The E.U. funded URUS Project (Ubiquitous networking Robotics in Urban Settings) ran from 2006 to 2009, leading to the development of a pair of mobile outdoor service robots. The robots would autonomously navigate urban spaces, providing service information and guiding people to their destinations. Named after a mountain overlooking Barcelona, Tibi (orange) and Dabo (blue) were built at the Technical University of Catalonia (Institute of Robotics) and designed by ESDI (Escola Superior de Disseny) in Spain. Both robots were equipped with GPS sensors, stereo cameras, front and rear-facing laser range finders, and a chest-level touch screen. All of this was then mounted on top of a standard Segway, which provided a cheap mobile platform. According to the designers at ESDI, the robots were designed to reflect universal complementary opposites, such as masculinity and femininity or the Yin and Yang of Chinese philosophy. The robots were then used to research outdoor navigation and human-robot interaction.
For example, a person would call for assistance using their cell phone, the network would use the cell phone data to locate the person, allowing the robot to then find them. You could then interact with Tibi or Dabo through your phone, through natural spoken language, or via the robot’s touch screen. Furthermore, the robot could use simple arm gestures and had a friendly face for more natural communication.

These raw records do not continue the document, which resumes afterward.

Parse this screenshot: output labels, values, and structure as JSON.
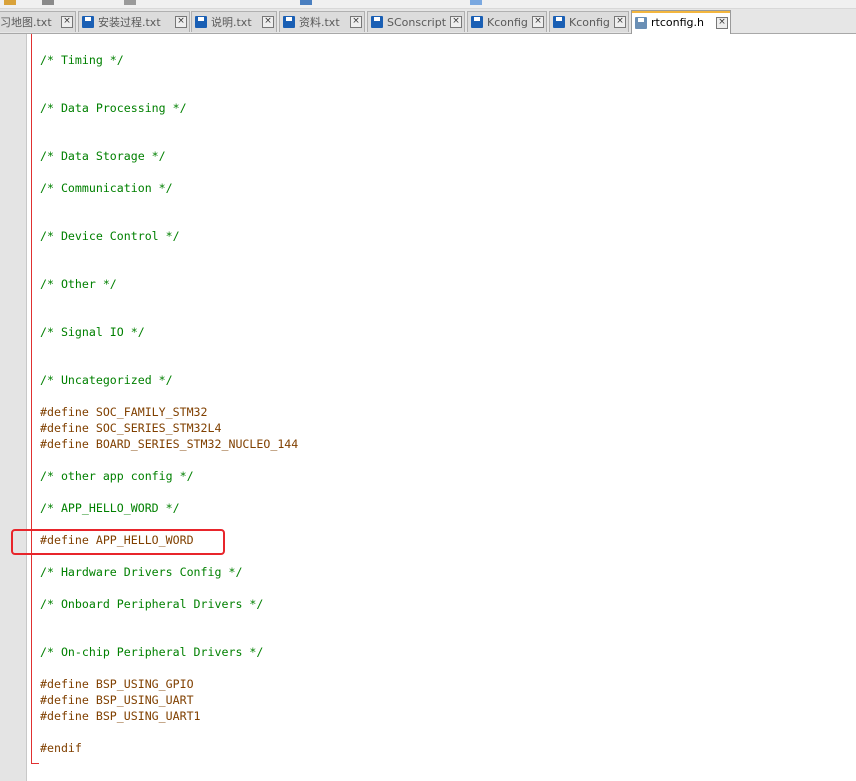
{
  "tabs": [
    {
      "label": "习地图.txt",
      "icon": "save-icon",
      "icon_color": "#1a5fb4"
    },
    {
      "label": "安装过程.txt",
      "icon": "save-icon",
      "icon_color": "#1a5fb4"
    },
    {
      "label": "说明.txt",
      "icon": "save-icon",
      "icon_color": "#1a5fb4"
    },
    {
      "label": "资料.txt",
      "icon": "save-icon",
      "icon_color": "#1a5fb4"
    },
    {
      "label": "SConscript",
      "icon": "save-icon",
      "icon_color": "#1a5fb4"
    },
    {
      "label": "Kconfig",
      "icon": "save-icon",
      "icon_color": "#1a5fb4"
    },
    {
      "label": "Kconfig",
      "icon": "save-icon",
      "icon_color": "#1a5fb4"
    },
    {
      "label": "rtconfig.h",
      "icon": "save-icon",
      "icon_color": "#6a8fb5",
      "active": true
    }
  ],
  "close_glyph": "×",
  "code": [
    {
      "text": "/* Timing */",
      "kind": "comment"
    },
    {
      "text": "/* Data Processing */",
      "kind": "comment"
    },
    {
      "text": "/* Data Storage */",
      "kind": "comment"
    },
    {
      "text": "/* Communication */",
      "kind": "comment"
    },
    {
      "text": "/* Device Control */",
      "kind": "comment"
    },
    {
      "text": "/* Other */",
      "kind": "comment"
    },
    {
      "text": "/* Signal IO */",
      "kind": "comment"
    },
    {
      "text": "/* Uncategorized */",
      "kind": "comment"
    },
    {
      "text": "#define SOC_FAMILY_STM32",
      "kind": "directive"
    },
    {
      "text": "#define SOC_SERIES_STM32L4",
      "kind": "directive"
    },
    {
      "text": "#define BOARD_SERIES_STM32_NUCLEO_144",
      "kind": "directive"
    },
    {
      "text": "/* other app config */",
      "kind": "comment"
    },
    {
      "text": "/* APP_HELLO_WORD */",
      "kind": "comment"
    },
    {
      "text": "#define APP_HELLO_WORD",
      "kind": "directive",
      "highlighted": true
    },
    {
      "text": "/* Hardware Drivers Config */",
      "kind": "comment"
    },
    {
      "text": "/* Onboard Peripheral Drivers */",
      "kind": "comment"
    },
    {
      "text": "/* On-chip Peripheral Drivers */",
      "kind": "comment"
    },
    {
      "text": "#define BSP_USING_GPIO",
      "kind": "directive"
    },
    {
      "text": "#define BSP_USING_UART",
      "kind": "directive"
    },
    {
      "text": "#define BSP_USING_UART1",
      "kind": "directive"
    },
    {
      "text": "#endif",
      "kind": "directive"
    }
  ],
  "colors": {
    "comment": "#008000",
    "directive": "#804000",
    "highlight": "#e8252b"
  }
}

The robotics network would include the use of RFID tags, access to cell phone geographical data, a vast wireless network, as well as surveillance cameras and other sensors installed virtually everywhere. A large part of the project also called for the research and development of cooperative autonomous cars and transportation robots that could haul people and goods to reduce congestion in European cities. The network would allow the robots to share information to improve their navigation or support surveillance cameras with their ground-level mobile cameras.
My main problem with these types of scenarios is that despite their good intentions, if they were ever fully implemented it seems to me their potential for abuse by dictatorial powers vastly outweighs their advertised benefits to society. Thankfully these developments are still in their infancy, so we don’t have to worry too much about them.

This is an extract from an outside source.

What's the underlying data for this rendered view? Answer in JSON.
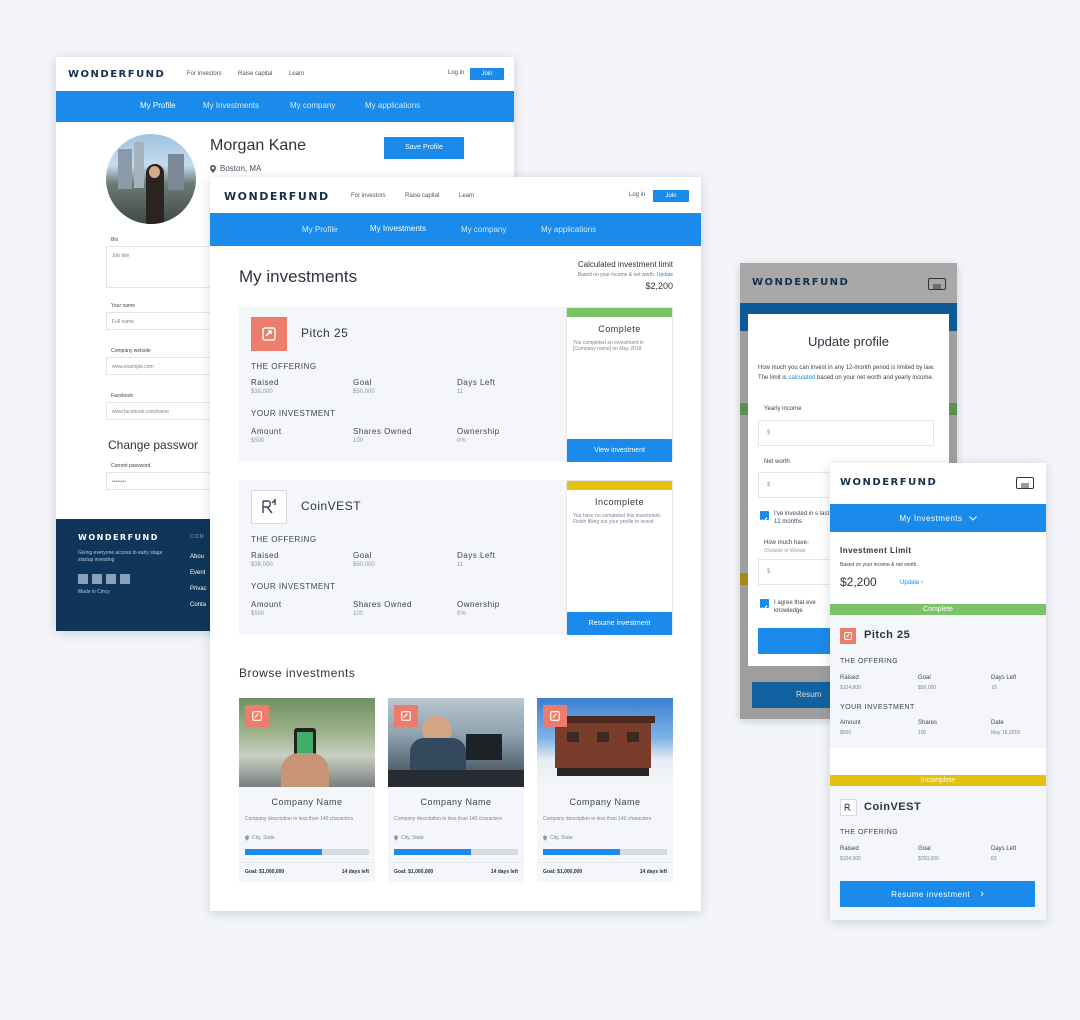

A few videos of the robots follow after the break.
Video (Tibi and Dabo):
Video (Futuris news report):
Video (design interview [Spanish]):
URUS Project website